White House Supports Changes To Military Pay And Health Care

James Clark Avatar

On March 30, the White House signaled its support for the controversial changes to military retirement and health care systems, but the president stopped short of endorsing the 15 recommendations from the Military Compensation and Retirement Modernization Commission.

The recommendations could reduce military pensions by 20%, create investment accounts for all troops, and call for the end of Tricare as it exists now. In place of Tricare, families and troops would be offered insurance policies comparable those offered to civilians, reports Military Times reporter Andrew Tilghman.
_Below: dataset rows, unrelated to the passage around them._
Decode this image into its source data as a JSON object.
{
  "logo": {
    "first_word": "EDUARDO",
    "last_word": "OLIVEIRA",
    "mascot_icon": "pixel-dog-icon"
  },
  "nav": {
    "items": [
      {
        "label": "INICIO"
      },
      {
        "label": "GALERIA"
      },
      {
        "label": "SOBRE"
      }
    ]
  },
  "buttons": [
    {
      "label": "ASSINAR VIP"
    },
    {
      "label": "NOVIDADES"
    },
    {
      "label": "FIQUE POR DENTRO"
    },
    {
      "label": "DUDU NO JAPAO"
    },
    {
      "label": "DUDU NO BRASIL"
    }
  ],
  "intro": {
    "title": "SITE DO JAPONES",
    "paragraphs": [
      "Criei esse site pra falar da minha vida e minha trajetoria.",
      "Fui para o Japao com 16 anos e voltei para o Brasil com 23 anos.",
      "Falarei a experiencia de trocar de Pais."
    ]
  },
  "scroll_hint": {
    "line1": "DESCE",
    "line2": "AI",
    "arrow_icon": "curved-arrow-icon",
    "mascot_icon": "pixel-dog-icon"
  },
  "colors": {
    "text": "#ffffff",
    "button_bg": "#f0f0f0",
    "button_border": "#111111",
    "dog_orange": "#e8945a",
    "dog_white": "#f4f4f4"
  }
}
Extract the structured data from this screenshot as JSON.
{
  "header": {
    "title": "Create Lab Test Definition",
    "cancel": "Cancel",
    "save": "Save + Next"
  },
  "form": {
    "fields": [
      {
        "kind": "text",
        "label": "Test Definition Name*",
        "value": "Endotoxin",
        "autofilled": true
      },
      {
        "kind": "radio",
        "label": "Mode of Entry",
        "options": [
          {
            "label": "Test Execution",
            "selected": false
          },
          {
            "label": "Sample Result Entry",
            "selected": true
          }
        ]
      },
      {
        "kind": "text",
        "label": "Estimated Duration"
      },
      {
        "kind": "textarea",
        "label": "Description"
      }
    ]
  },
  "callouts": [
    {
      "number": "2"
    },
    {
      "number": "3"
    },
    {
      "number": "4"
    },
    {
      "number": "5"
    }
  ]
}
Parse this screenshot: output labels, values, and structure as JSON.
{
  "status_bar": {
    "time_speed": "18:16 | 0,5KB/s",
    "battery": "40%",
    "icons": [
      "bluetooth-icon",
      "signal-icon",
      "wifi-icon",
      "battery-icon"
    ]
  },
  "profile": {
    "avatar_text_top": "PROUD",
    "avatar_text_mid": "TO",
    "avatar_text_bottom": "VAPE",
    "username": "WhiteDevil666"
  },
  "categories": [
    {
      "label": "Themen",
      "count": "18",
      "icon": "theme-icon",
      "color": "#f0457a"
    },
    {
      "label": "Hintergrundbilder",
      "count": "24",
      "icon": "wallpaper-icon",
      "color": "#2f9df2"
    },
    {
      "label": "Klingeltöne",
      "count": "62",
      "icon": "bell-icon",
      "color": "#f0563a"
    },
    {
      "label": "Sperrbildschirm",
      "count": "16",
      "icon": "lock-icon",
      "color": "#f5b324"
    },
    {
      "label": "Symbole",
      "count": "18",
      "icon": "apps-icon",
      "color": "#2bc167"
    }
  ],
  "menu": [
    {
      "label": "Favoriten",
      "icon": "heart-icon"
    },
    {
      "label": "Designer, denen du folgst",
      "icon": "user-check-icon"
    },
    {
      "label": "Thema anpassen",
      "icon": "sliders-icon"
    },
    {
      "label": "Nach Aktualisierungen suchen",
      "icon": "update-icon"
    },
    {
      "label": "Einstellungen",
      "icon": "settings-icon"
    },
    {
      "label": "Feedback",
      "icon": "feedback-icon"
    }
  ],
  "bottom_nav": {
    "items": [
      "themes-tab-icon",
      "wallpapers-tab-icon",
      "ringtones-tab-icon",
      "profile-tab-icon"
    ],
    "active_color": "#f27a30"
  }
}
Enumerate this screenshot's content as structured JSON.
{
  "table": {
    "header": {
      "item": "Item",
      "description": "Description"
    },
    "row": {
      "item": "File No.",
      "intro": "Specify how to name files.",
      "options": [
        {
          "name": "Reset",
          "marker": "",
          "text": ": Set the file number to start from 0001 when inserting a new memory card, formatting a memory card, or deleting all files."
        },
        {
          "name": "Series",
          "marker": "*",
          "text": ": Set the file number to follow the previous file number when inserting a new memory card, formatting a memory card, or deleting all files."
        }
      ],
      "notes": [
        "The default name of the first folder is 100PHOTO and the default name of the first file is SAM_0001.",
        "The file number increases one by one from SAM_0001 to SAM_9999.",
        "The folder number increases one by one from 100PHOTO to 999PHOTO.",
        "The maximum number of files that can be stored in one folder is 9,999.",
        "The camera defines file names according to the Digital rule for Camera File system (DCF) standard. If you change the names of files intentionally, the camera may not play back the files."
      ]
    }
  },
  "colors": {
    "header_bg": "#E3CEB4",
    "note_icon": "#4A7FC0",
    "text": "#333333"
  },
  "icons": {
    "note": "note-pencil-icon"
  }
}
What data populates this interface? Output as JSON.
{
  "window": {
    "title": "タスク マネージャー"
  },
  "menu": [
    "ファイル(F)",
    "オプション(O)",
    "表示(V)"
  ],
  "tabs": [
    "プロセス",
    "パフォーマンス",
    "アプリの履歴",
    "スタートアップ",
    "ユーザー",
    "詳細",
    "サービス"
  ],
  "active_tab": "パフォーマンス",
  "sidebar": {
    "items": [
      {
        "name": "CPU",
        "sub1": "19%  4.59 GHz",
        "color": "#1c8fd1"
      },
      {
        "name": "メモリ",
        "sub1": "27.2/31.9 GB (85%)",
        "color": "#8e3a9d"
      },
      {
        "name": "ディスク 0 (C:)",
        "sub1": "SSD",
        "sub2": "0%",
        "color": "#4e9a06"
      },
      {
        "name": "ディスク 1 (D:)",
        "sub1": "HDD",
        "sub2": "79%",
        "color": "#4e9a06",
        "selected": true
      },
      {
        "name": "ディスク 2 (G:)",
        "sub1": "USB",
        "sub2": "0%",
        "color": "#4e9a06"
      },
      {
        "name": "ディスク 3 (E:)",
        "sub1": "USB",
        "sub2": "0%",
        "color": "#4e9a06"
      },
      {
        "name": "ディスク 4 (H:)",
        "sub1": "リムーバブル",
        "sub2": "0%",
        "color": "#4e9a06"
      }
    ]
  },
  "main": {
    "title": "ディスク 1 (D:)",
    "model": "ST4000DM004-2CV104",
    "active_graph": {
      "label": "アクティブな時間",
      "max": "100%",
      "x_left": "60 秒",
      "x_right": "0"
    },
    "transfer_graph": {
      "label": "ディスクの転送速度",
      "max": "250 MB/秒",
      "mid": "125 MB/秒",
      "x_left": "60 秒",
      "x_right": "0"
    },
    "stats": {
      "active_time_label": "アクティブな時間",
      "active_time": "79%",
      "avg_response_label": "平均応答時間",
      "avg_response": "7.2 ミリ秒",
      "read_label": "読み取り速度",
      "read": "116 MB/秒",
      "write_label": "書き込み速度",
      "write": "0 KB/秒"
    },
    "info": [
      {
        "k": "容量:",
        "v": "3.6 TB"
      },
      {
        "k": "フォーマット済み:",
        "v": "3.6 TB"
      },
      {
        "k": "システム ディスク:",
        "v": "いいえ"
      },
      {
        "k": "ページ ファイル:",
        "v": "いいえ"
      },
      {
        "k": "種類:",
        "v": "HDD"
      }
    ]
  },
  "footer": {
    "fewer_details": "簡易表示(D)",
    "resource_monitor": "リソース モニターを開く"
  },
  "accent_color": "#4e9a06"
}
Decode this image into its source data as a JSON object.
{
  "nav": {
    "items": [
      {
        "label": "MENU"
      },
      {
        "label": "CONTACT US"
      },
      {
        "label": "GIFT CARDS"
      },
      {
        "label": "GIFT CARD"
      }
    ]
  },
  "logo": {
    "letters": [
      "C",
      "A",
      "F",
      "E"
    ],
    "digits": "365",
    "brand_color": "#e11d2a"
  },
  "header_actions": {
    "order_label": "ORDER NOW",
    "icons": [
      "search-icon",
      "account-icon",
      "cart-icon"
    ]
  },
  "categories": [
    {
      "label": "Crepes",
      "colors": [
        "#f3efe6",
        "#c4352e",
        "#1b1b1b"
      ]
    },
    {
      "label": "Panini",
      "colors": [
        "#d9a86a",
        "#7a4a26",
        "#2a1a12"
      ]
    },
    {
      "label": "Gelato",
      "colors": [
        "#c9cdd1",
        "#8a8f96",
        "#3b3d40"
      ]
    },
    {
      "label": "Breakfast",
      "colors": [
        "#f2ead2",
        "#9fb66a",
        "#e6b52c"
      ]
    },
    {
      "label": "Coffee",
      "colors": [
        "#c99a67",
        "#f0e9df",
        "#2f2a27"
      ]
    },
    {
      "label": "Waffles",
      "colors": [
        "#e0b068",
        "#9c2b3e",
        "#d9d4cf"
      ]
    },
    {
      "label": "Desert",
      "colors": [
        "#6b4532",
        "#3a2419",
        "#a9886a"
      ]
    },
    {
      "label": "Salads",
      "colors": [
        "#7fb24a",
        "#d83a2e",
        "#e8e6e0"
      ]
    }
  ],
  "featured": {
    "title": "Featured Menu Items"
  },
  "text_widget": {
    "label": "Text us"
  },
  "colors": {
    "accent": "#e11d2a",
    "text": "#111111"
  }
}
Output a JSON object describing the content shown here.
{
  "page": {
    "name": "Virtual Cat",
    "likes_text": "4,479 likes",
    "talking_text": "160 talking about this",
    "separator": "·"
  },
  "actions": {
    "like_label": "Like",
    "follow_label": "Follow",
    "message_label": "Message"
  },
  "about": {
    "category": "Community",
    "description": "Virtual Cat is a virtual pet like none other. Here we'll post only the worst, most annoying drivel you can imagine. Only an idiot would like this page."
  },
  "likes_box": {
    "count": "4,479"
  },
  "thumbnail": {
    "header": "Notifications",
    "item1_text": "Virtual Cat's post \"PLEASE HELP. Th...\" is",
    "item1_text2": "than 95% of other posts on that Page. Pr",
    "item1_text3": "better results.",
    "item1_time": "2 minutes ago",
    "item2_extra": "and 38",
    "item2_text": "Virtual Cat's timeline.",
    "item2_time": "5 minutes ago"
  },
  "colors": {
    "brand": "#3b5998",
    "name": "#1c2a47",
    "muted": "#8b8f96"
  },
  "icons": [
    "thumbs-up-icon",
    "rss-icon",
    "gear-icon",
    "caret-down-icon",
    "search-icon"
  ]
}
Additionally, the changes would allow the military to offer retirement benefits to those who serve less than 20 years, and the Defense Department would offer to match troops’ own retirement savings up to 5% of basic pay.

“I believe the recommendations are an important step forward in protecting the long-term viability of the all-volunteer force, improving quality-of-life for service members and their families, and ensuring the fiscal sustainability of the military compensation and retirement systems,” Obama wrote in a letter to the compensation commission.